With attention to the breath, subjects increased their connectivity or integration of several important areas (anterior cingulate, premotor, insular and hippocampal cortices) associated with the processing of emotion and motivation, subjective understanding of emotions, memory and physical movement.
By controlling the pace of the breath, subjects increased connectivity or integration of a network (fronto-temporal-insular) related to emotional processing and social cognition (e.g., how the brain operates during and interprets social interactions).
The study suggests that working with the breath can actually help to organize neural activity in the brain. Specifically, conscious awareness of the breath helps to integrate brain networks involved in emotional intelligence, motivation, memory and movement. And control of the breath helps to integrate brain networks involved in social and emotional intelligence.
4 on-the-spot breath tips (based on the research)
BREATH TIP #1: When you can’t remember what you were supposed to do or buy (or when you can’t quite figure out the odd look on Aunt Ida’s face when burning beef sets off the smoke alarm ;), take some extra inhales through the nose.
BREATH TIP #2: When you are feeling over-stimulated and emotionally reactive, take some longer, slower breaths through the nose.
BREATH TIP #3: If you’re feeling emotionally confused (anxious/sad/frustrated all at once), unmotivated, forgetful or clumsy, stop and pay attention to your breathing (through your nose) for a minute or two.
BREATH TIP #4: If you’re feeling anxious about the next social gathering (dreading the annual Christmas party or the big family get-together?), or you’re worrying about what others are thinking, take a couple of minutes to control your breathing. A simple method is to count to a number (try 3, 4, or 5) for each inhale, hold it for a moment, then exhale to the same count. If you’re needing focus, you can increase the number on the inhale; and if you’re needing calm, you can increase the number on the exhale.
How’s your breathing?
How’s your breathing right now? Check it out. Odds are – especially at this time of year – you could stand to slow and deepen the breath a bit.
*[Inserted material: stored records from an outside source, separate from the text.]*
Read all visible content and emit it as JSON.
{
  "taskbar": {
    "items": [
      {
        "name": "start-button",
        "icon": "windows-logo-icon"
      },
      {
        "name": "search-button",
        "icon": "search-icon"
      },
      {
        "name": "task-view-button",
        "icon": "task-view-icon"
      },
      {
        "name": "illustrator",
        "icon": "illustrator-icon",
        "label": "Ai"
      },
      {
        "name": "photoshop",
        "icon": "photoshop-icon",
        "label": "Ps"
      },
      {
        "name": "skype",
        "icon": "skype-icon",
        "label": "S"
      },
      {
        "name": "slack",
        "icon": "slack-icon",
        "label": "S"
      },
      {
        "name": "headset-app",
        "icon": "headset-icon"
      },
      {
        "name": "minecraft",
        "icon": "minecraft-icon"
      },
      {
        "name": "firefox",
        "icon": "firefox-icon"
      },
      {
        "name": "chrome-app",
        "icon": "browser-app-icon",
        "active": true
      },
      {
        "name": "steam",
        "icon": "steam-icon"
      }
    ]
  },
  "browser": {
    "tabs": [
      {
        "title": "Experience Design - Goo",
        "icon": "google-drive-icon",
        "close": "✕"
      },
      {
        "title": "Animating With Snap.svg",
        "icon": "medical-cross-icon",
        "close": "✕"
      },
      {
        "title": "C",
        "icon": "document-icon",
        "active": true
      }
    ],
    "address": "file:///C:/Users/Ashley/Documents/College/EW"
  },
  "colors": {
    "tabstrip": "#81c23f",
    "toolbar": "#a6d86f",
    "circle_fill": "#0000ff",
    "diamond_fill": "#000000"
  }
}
Try it, see what happens. Then, spread the knowledge with your friends by using your favorite social media button below.
Give yourself and others the gift of useful breathing!